In ABA, the goal of decreasing a behavior is not simply to be rid of it because it is undesirable, but rather to develop a more appropriate response to replace it. When any behavior, appropriate or inappropriate, remains in an individual's repertoire it is there for a reason. That is, it serves some specific purpose that is valued by the learner. If the behavior did not hold this value, it would not continue to occur. In ABA, developing an understanding of why an individual does what they do involves looking for connections between their behavior and the environment. When a behavior consistently results in a particular outcome from the environment a functional relationship between the two is formed. When that outcome is highly valued, the behavior that achieved it will increase and become more intentional. Eventually, producing the desired outcome becomes the function of the behavior or otherwise stated - the reason it occurs.
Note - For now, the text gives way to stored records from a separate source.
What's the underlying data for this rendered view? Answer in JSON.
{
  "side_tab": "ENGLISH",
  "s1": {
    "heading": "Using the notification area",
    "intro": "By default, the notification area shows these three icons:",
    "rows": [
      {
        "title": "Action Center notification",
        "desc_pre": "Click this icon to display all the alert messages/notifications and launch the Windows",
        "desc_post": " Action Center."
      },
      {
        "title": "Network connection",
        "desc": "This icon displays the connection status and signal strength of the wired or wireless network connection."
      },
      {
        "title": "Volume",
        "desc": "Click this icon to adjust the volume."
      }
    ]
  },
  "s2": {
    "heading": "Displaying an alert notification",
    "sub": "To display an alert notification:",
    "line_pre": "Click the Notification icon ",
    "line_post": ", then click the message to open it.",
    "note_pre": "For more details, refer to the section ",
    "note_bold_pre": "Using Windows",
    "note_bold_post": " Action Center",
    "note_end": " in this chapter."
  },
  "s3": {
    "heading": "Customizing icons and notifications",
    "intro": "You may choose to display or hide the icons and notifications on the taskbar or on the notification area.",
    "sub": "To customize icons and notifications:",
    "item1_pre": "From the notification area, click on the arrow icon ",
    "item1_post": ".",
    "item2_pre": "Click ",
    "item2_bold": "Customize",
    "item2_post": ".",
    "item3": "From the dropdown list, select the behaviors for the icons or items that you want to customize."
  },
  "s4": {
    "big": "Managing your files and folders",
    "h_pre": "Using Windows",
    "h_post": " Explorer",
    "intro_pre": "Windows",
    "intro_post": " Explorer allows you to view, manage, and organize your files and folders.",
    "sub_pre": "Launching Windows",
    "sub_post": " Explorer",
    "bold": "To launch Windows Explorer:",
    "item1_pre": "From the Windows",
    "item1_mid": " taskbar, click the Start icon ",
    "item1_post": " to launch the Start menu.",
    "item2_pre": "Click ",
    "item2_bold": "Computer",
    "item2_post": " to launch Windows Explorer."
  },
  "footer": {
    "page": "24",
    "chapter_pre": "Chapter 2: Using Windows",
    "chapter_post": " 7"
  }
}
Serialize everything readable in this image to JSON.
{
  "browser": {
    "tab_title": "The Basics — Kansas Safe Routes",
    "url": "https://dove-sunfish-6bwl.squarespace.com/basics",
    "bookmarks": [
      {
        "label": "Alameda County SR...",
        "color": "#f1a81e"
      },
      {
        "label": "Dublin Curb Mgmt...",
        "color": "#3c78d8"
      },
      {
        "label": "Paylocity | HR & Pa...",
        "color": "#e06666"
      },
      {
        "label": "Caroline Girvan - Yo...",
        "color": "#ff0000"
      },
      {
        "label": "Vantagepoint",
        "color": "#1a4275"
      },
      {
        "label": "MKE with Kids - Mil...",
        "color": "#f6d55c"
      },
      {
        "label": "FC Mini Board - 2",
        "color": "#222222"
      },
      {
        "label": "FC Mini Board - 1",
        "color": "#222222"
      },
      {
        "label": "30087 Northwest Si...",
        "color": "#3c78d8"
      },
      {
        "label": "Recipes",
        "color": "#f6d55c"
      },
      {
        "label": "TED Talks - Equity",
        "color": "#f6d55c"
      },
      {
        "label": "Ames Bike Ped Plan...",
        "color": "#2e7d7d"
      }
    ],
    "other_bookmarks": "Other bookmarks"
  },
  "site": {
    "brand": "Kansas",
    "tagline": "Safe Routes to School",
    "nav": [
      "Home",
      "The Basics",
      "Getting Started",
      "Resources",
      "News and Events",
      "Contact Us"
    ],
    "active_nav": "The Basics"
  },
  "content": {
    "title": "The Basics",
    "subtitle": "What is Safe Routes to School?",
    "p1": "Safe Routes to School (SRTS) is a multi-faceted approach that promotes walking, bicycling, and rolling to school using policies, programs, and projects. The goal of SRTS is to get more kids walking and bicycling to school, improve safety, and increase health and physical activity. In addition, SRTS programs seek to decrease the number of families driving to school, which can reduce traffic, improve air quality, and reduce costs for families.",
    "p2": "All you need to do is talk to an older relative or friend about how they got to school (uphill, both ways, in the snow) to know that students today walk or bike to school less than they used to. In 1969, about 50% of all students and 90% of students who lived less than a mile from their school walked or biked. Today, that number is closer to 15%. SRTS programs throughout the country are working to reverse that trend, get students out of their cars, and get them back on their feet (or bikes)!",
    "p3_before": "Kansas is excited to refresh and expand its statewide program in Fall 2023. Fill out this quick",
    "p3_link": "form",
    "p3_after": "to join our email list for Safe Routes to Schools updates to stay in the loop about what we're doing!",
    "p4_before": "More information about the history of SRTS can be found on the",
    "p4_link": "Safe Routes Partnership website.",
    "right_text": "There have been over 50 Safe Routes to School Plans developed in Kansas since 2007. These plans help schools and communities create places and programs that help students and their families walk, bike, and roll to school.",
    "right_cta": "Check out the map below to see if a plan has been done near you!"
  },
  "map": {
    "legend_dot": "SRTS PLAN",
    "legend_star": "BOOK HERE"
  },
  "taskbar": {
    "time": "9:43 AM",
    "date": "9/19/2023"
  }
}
Developing some understanding of why a behavior occurs is what drives the selection of the ABA procedures that will be used to decrease or eliminate it.
Excerpt from Autism and ABA: A "How-To" Handbook for Teachers